[2] Alison Tennyson filed a motion to increase support payments in November 1972, which motion was heard and granted by Judge Washington in January 1974. Alison Tennyson moved for "reconsideration" of that order, alleging that the increase ordered was insufficient, and the motion was granted. Leonard Tennyson then moved for reduction of the 1971 award upon the theory that the grant of the motion for reconsideration made the January 1974 order non-final. Judge Green, in a meticulously well-reasoned opinion, concurred in Leonard Tennyson's view of these proceedings and proceeded to hear all motions as cross-motions for modification of the 1971 order.
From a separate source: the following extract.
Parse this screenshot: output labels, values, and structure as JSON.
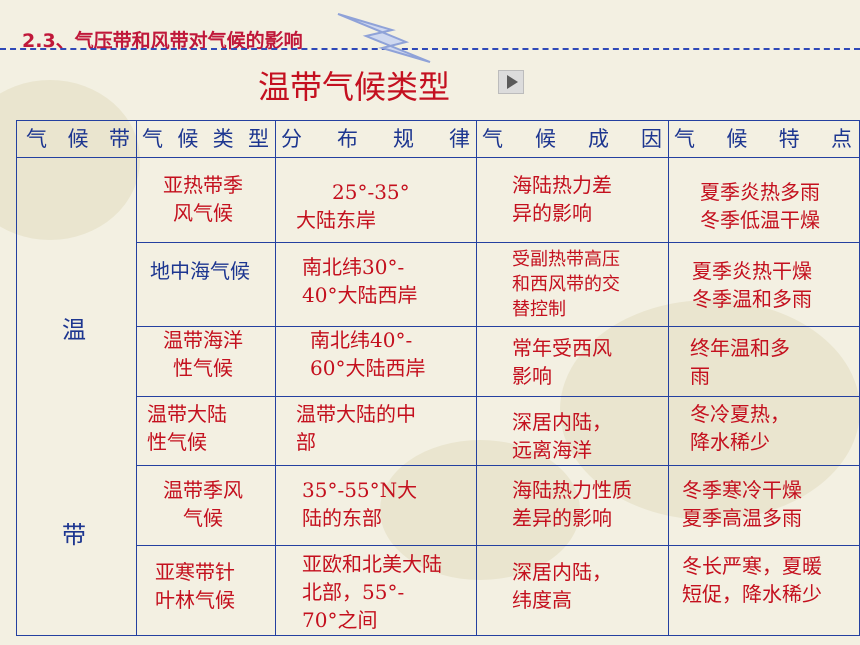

Neither party challenges the validity of Judge Green's view of these proceedings.

[3] Although Hamilton speaks only of a change in the father's ability to pay since only that factor was in issue, it is clear that the ability of both parents must be considered. D.C.Code 1973, § 16-916(a) (Supp. IV, 1977). In Sheridan v. Sheridan, D.C.App., 267 A.2d 343 (1970), it is said that while a decrease in the father's ability to pay will justify a decrease in support payments by him, an increase in that ability will not, of itself, justify an increase. Id. at 346-47. This dicta (since no increase in the father's ability to pay was shown), however, appears overcome by the subsequent legislative mandate, cited above, that we consider both parents as potential sources of support. To ignore a change, occasioned by increase in the father's income, in the relative abilities of the parents to support their child would seem inconsistent with this mandate.

[4] His gross income during this period remained at approximately $36,000, although his assets grew from approximately $25,000 to more than $46,000.

[5] This finding, not contested on appeal, was made by Judge Washington (see note 2, supra) and was not modified by Judge Green.

[6] Facts which were not presented for resolution in 1971 may not, of course, be litigated now, for the 1971 decision was necessarily based upon the absence of all relevant facts not presented in evidence. See Calvin v. Calvin, 94 U.S.App.D.C. 42, 214 F.2d 226 (1954).

[7] Portions of this order were not contested on appeal. The provisions, therefore, affecting visitation rights and payment of non-recurring psychological therapy expenses are unaltered. Although Alison Tennyson has not appealed the court's remission of alimony, we view the original combined award of alimony and support as integral. Remission of alimony, therefore, should be considered in light of all the findings of changed circumstances which support the modification order.